Low cost, low power communication is key

Protocols such as LoRa are set up to finally solve this, allowing the connection of as many devices necessary to the Internet at very low cost, in big area, lasting years in the field. The challenge though is that this type of technology always requires an internet connection to work, and as most agricultural land is uncovered by mobile networks, extracting data remotely is impossible with traditional technologies. Satellite-based approaches are the only option and the market is providing more and more solutions that don’t require a master's degree to be installed, or a massive investment to get going.

This stands to be a benefit for irrigation systems on farmlands but IoT sensors data must be combined with meteorological insight. Darryl Lyons from Skynet Group has spent most of his life on a cattle station in Queensland:

Paddock level weather data provides the climatic conditions to calculate evapotranspiration rate which can then be combined with soil moisture data to optimise the use of irrigation.  The next level is combining plants sensors such as dendrometers to show when the plant is drawing moisture from the soil. All of these sensors can then automatically trigger IoT-enabled pumps and valves to optimise irrigation for precisely where and when the crop requires it. This is the future of yield optimisation and best use of water resources whilst Australia adjusts to changing conditions over the next decades.”

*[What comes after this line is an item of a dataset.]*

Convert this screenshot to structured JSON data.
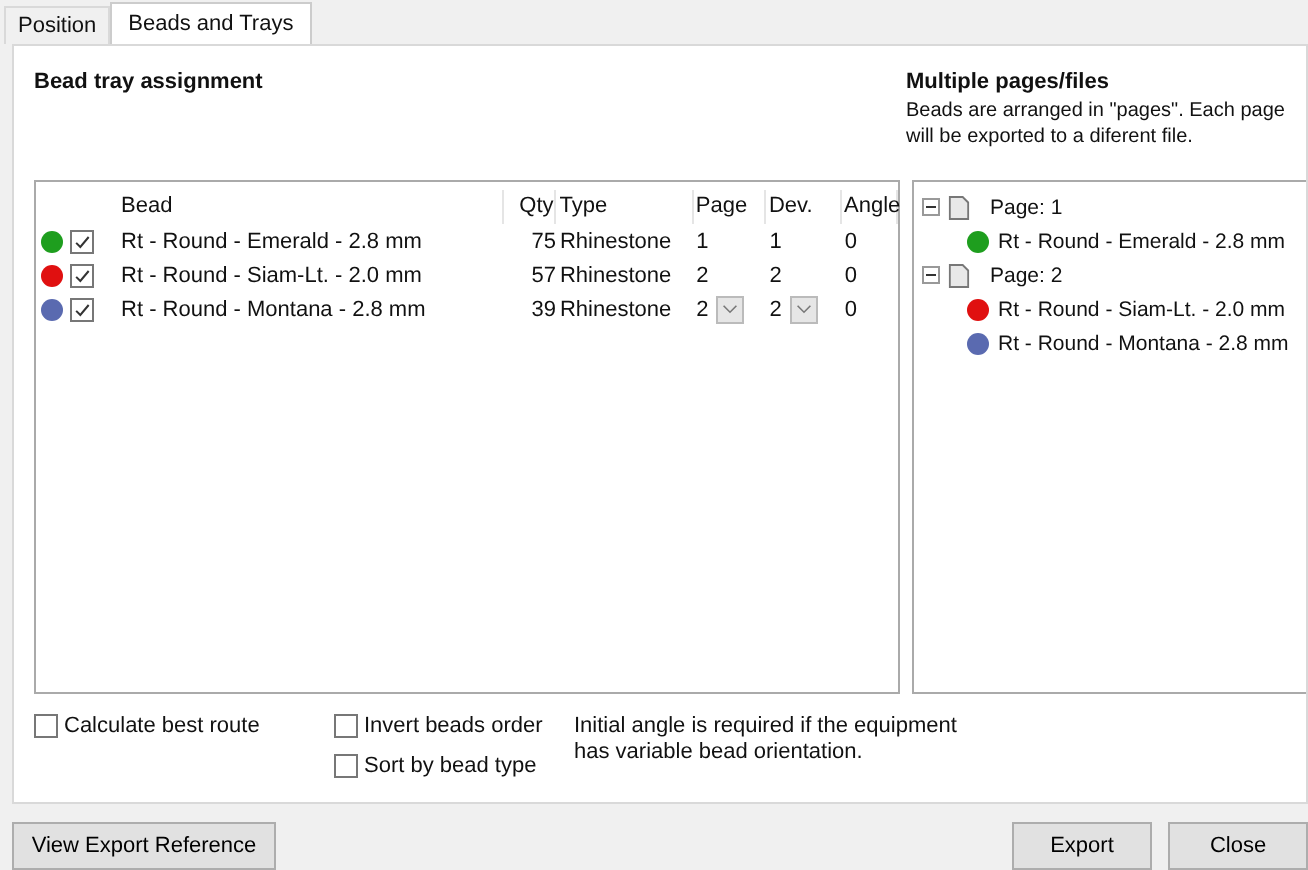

To conclude, the underlying message is simple and clear. Climate change has already affected agriculture and irrigation on a near-disastrous scale. The many different ways that technology can help farmers with the problems they face from global warming and infrequent rain falls only goes to show that technology can and will be a powerful way to overcome the challenges created by climate change.

Talk to Fleet about connecting farms to save water

Matthew Pearson